The Justice Department is expected to announce today a series of arrests in spam cases, including the first legal actions to arise from the Direct Marketing Association-financed Operation Slam Spam initiative.
Attorney General John Ashcroft has scheduled a news conference in Washington so he can give details on 100 arrests and other legal actions against spammers, according to news reports. Details, including the number of actual prosecutions, are not known.
The New York Times reported yesterday that the cases include violations of the CAN-SPAM Act's requirements for commercial e-mail, as well as identity theft and other online fraud.
The legal actions should include 25 to 30 that came out of Operation Slam Spam, a year-old initiative the DMA undertook in partnership with federal law enforcement to hunt down deceptive e-mailers, according to an industry source. The DMA funded Operation Slam Spam to the tune of $500,000.
In a statement, the DMA said it expects the Justice Department will announce “several arrests and indictments.”
The DMA's prominence in the operation could burnish the public image of the organization's role in the fight against spam. The DMA came under fire for scuttling industry best practices last year that defined spam as unsolicited commercial e-mail, instead of fraudulent e-mail.
“The problem the DMA's had has never been that they never took the hard-core spammers seriously,” said Anne Mitchell, president of the Institute for Spam and Internet Public Policy. “It's that they've never taken the action of some of their members, which some people perceive as spam, seriously.”
DMA spokesman Louis Mastria said the legal actions would not wrap up Operation Slam Spam and more law enforcement actions could come as soon as next month.
“This is certainly the first visible results,” he said.
The law enforcement sweep comes nearly nine months since the federal anti-spam law went into effect. Critics point out the CAN-SPAM Act has not failed to stem the flow of spam. Spam still accounts for 65 percent of all e-mail, compared to 58 percent in the month before the law went into effect, according to spam-filtering company Brightmail.
“Many of us have feared that once the bad spammers are knocked out of the way, you run the risk of seeing legitimate e-mailers flooding in-boxes,” said Ray Everett-Church, co-founder of the Coalition Against Unsolicited E-mail. “Direct marketers are not always known for their restraint.”
At a hearing in May on the law, senators questioned why more arrests have not been made. Jana Monroe, assistant director of the FBI's cyber division, said Slam Spam had helped identify 100 “significant” spammers and targeted 50 for prosecution. She singled out the DMA for its assistance in tracking down spammers.

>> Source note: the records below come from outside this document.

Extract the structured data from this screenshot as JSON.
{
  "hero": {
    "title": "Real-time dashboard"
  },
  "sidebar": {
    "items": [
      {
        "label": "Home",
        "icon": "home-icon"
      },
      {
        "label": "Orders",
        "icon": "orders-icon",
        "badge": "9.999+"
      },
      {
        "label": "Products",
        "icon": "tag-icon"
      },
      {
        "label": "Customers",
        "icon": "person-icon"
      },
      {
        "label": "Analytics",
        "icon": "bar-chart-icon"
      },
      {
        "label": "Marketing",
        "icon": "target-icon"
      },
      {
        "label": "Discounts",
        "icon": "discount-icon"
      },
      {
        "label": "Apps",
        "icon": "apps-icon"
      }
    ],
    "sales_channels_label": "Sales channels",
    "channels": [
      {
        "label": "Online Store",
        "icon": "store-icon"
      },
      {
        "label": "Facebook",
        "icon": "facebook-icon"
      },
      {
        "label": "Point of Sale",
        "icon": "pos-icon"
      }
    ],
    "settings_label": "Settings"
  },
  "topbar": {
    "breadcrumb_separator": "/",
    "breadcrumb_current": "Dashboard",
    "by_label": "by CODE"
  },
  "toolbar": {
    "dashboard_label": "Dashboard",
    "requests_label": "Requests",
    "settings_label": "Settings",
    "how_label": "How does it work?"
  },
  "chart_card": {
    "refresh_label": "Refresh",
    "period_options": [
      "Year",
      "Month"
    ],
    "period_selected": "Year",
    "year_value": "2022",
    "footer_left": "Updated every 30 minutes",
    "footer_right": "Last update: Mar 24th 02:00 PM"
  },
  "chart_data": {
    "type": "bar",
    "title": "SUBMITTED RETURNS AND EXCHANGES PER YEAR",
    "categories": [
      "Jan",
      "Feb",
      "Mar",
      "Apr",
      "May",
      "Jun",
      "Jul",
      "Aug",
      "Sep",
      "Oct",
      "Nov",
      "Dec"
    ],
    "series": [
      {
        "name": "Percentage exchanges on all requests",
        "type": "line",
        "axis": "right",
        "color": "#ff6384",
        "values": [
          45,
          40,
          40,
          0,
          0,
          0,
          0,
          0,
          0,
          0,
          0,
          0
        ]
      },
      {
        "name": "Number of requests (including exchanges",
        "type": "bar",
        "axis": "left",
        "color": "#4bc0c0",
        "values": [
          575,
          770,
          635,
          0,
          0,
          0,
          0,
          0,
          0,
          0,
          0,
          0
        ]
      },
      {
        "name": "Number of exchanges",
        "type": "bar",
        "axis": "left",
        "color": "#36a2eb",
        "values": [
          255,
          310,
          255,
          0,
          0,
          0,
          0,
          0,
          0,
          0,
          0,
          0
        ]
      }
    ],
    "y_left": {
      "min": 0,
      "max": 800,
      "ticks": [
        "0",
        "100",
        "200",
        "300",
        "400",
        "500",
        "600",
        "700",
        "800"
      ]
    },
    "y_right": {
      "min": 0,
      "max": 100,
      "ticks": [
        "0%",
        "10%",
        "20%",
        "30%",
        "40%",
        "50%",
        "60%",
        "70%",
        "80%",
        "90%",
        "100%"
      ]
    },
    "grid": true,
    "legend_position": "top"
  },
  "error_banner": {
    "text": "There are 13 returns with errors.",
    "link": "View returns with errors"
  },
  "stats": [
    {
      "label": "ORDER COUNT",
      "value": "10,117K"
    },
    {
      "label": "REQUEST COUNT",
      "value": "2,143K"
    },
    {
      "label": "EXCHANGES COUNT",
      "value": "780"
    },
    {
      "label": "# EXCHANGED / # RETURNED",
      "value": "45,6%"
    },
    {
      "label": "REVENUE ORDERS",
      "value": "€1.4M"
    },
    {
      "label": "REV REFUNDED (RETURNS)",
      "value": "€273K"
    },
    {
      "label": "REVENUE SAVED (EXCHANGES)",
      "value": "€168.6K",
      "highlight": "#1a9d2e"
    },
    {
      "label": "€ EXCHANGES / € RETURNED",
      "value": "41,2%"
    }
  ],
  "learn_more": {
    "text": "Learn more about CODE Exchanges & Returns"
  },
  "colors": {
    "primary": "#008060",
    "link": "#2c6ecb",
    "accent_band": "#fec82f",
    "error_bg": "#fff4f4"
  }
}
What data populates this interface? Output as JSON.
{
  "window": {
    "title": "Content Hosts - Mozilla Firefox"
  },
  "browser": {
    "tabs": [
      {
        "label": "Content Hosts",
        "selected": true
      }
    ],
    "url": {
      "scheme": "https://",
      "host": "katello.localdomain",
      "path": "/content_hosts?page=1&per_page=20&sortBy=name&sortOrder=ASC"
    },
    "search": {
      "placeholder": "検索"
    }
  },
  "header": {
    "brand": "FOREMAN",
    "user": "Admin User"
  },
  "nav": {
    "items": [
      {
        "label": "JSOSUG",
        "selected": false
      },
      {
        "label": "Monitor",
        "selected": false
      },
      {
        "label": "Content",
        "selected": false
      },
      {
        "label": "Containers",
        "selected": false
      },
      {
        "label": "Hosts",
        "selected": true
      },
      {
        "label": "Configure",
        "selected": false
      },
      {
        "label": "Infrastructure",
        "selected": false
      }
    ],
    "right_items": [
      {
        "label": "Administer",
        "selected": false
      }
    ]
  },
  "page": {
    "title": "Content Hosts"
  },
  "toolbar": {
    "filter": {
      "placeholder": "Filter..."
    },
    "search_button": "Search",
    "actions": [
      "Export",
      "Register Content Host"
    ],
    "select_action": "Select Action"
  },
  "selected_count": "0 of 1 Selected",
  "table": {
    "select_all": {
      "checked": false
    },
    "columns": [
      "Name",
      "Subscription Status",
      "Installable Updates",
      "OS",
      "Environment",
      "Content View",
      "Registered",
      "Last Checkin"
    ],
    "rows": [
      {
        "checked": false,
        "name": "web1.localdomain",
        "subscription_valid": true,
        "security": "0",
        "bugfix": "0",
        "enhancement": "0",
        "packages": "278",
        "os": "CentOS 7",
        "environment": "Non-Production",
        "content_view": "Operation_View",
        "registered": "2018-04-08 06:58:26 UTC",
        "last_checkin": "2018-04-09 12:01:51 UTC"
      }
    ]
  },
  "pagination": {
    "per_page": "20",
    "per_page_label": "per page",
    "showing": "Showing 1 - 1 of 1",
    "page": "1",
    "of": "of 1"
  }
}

The legal actions could re-open the debate about how many spammers are responsible for the flood of unwanted e-mail. Spamhaus, an anti-spam organization, claims that 200 spam operations account for 90 percent of spam.
“You will have new folks rising to the challenge every time someone falls off that list,” Everett-Church said. “Today's big spammers are completely different from the ones a year ago or five years ago.”
Spam cases have proven difficult for prosecutors. In April, the Justice Department brought a case against three Detroit men, in what was hailed as the first federal prosecution under CAN-SPAM. The Times reported the case was quietly dropped last month, as prosecutors look for more evidence.
In another troubled spam prosecution last month, New York state attorney general Eliot Spitzer settled a civil fraud case against Scott Richter, listed as a top spammer, for $50,000, after vowing to drive Richter into bankruptcy.